Todd Spangler of Multichannel News wrote a thoughtful piece summarizing TiVo’s challenge in reaching a critical mass:
It’s easier to get a DVR from your cable company. And most people prefer to rent, not own, a set-top. Indeed, most DVRs in use today are already supplied by cable companies, according to a Carmel Group study. TiVo’s survival depends on cable. Cable has limited incentives to see it succeed. Does TiVo have a way out?
For quite awhile I really felt like the Comcast deal would “save” TiVo by exposing them to millions of households and filling their coffers with software licensing royalties. But that was before the NY Times started writing about CableCARDs, before the new lower cost HD model was released (spotted for $258 at Circuit City), and before peace was made with DirecTV. With the change in DirecTV leadership, it looks like TiVo will even be providing software updates once again:
Launching in early 2008, the new software download will provide these customers with DVR enhancements offered with the TiVo service, including a Recently Deleted Folder and Overlap Protection(TM), as well as DIRECTV’s Remote Booking feature. In addition, DIRECTV and TiVo will continue to explore ways to bring future enhancements to DIRECTV customers with TiVo receivers.

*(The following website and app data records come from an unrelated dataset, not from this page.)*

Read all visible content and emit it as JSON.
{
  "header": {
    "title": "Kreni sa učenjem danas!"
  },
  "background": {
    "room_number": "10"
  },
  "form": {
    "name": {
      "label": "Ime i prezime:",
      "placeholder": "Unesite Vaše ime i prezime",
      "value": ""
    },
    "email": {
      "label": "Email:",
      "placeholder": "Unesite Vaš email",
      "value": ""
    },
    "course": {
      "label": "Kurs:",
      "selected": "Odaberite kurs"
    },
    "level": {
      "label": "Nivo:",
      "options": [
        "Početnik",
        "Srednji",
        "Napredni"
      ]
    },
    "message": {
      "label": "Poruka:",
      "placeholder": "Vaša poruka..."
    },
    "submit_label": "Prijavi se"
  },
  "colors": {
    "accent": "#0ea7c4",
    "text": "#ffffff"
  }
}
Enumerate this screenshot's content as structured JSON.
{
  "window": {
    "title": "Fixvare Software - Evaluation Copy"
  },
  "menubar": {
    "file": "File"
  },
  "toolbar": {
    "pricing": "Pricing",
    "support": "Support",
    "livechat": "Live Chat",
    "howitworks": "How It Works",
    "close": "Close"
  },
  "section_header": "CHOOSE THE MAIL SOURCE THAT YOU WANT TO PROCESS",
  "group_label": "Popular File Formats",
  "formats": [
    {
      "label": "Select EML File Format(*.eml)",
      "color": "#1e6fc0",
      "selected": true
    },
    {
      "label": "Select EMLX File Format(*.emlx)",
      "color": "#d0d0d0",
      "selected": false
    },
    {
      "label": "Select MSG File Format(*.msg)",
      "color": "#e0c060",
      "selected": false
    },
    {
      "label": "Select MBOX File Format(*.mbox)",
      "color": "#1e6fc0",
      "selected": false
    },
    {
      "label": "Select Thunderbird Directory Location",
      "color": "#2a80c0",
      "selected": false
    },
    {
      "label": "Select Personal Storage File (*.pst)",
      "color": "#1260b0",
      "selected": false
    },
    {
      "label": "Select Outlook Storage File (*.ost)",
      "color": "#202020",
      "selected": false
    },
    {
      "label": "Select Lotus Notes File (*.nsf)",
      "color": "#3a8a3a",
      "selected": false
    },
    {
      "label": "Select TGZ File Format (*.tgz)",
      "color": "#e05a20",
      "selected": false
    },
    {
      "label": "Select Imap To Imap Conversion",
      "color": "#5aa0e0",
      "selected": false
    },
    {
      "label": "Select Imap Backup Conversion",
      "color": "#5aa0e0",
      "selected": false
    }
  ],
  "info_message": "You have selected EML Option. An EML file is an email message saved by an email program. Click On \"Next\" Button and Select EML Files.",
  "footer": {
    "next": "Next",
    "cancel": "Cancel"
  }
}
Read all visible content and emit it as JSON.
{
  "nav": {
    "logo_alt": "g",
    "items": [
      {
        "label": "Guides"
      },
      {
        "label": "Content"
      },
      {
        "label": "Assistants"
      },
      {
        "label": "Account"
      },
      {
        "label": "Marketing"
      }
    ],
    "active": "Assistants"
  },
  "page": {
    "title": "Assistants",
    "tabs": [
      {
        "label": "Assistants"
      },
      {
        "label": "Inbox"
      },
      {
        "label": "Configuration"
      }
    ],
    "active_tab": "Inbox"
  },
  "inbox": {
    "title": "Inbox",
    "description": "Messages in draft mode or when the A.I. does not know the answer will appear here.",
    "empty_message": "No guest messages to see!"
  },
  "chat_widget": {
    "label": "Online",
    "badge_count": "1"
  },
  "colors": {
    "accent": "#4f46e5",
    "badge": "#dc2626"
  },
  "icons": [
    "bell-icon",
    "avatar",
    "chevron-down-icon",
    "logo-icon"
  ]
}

Who knows where this renewed chumminess might lead? Todd is right in that TiVo needs partners (they’re fighting an unfair battle with companies entrenched in homes), but cable isn’t the only game in town… (and there’s more to the world than just the US).
PS All signs point towards a launch of Comcast’s TiVo software in New England this month. Stay tuned.